# Lab 6: Recursion Again and Again

15 October 2021

The purpose of this lab is to give you practice reading, understanding, and writing functions involving lists and recursion.

# Setup

Create the file lab06.arr and copy/paste the following into it: import lists as L

As usual, ask your instructor or a coach if you're stuck. Remember to save your work every so often.

# Exercise 1: Tracing

Look at the following recursive function. In class, you've seen this function or ones that are very similar (e.g., my-sum).

fun my-product(lst :: List<Number>) -> Number:
doc: returns the product of the numbers in list lst
cases (List) lst:
| empty => 1
| link(f, r) => f * my-product(r)
end
where:
my-product(empty) is ...
my-product([list: 2, 3]) is ...
my-product([list: 5, 2, 3]) is ...
end

Trace the execution of the my-product([list: 5, 2, 3]), showing the values of lst, f, and r and the return value each time the function is called. If lst is empty, there are no values for f and r, so you can leave those lines out. You should fill in the return values (in reverse order) after you've shown the values of lst, f, and r for each call.

#|
my-product([list: 5, 2, 3]):
lst is [list: 5, 2, 3]
f is ...
r is ...
return value is ...
it calls
my-product(...)
f is ...
r is ...
return value is ...
it calls

...

it calls
my-product(empty)
return value is ...

|#

# Exercise 2: sum-of-cubes

Fill in the missing parts to write a function that takes in a list of Numbers and returns the sum of the cubes of the numbers:

fun sum-of-cubes(lst :: List<Number>) -> Number:
cases (List) lst:
| empty      => ...
end
where:
sum-of-cubes(empty) is 0
sum-of-cubes([list: 1, 2, 3]) is 36
end

# Exercise 3: list-to-string

Fill in the missing parts to write a function that takes in a list of Strings and returns a single string with all the strings “glued” together. For example list-to-string([list: "ab", "cd"]) should return the string "abcd". Your function should call string-append to glue two strings together.

fun list-to-string(lst :: List<String>) -> String:
doc: returns a single string
consisting of all of the strings in list
lst 'glued' together

...

where:
list-to-string(empty) is ""
list-to-string([list: "hello"]) is "hello"
list-to-string([list: "hello ", "world"]) is "hello world"
list-to-string([list: "one", "two", "three"]) is "onetwothree"
end

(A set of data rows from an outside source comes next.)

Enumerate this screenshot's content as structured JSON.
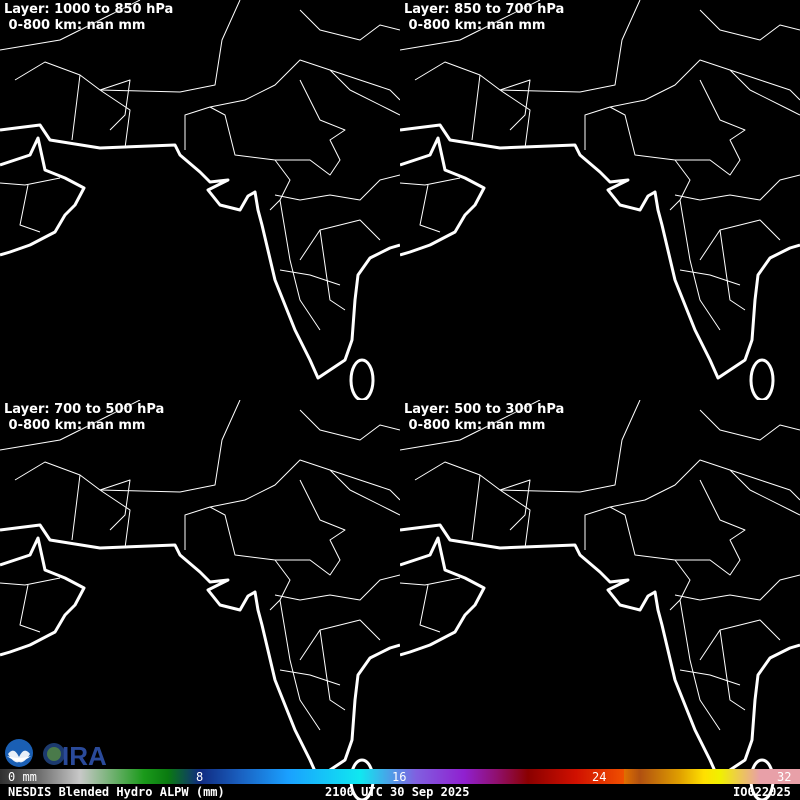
{
  "panels": [
    {
      "layer": "Layer: 1000 to 850 hPa",
      "stat": " 0-800 km: nan mm"
    },
    {
      "layer": "Layer: 850 to 700 hPa",
      "stat": " 0-800 km: nan mm"
    },
    {
      "layer": "Layer: 700 to 500 hPa",
      "stat": " 0-800 km: nan mm"
    },
    {
      "layer": "Layer: 500 to 300 hPa",
      "stat": " 0-800 km: nan mm"
    }
  ],
  "colorbar": {
    "ticks": [
      "0 mm",
      "8",
      "16",
      "24",
      "32"
    ]
  },
  "footer": {
    "product": "NESDIS Blended Hydro ALPW (mm)",
    "time": "2100 UTC 30 Sep 2025",
    "id": "IO022025"
  },
  "logos": {
    "noaa": "NOAA",
    "cira": "CIRA"
  }
}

# Exercise 4: max-pos-num

Fill in the missing parts to write a function max-pos-num that takes in a list of positive numbers and returns the largest number on the list. If the list is empty, max-pos-num should return -1. Note that every positive number is greater than -1. Your function should call num-max to find the maximum of two numbers.

fun max-pos-num(lst :: List<Number>) -> Number:
doc: returns the maximum
element of a list of positive numbers;
if the list is empty, returns -1.
Assume that the input list does not have
any negative numbers
...

where:
max-pos-num(empty) is -1
max-pos-num([list: 3, 5, 1, 4]) is 5
end

# Exercise 5: long-strings

Fill in the missing parts to write a function long-strings that takes in a list of strings lst and a Number len and returns a list that includes all of the strings from lst whose length is greater than len.

fun long-strings(lst :: List<String>, len :: Number) -> List<String>:
doc: returns a list consisting
of those elements of lst
that are longer than len
cases (List) lst:
| empty => ...
if string-length(f) > len:
...
else:
...
end
end
where:
long-strings(empty, 0) is empty
long-strings([list: "the", "quick", "brown", "fox"], 4) is [list: "quick", "brown"]
long-strings([list: "the", "quick", "brown", "fox"], 5) is empty
long-strings([list: "the", "quick", "brown", "fox"], 2) is [list: "the", "quick", "brown", "fox"]
end

Optional: After you have completed the code for long-strings, show how to use L.filter to accomplish the same thing that long-strings does (with much less code).

• When you've complete the exercises, show your code to me or one of our coaches.

• Upload your lab06.arr file to the Lab 6 assignment on Gradescope.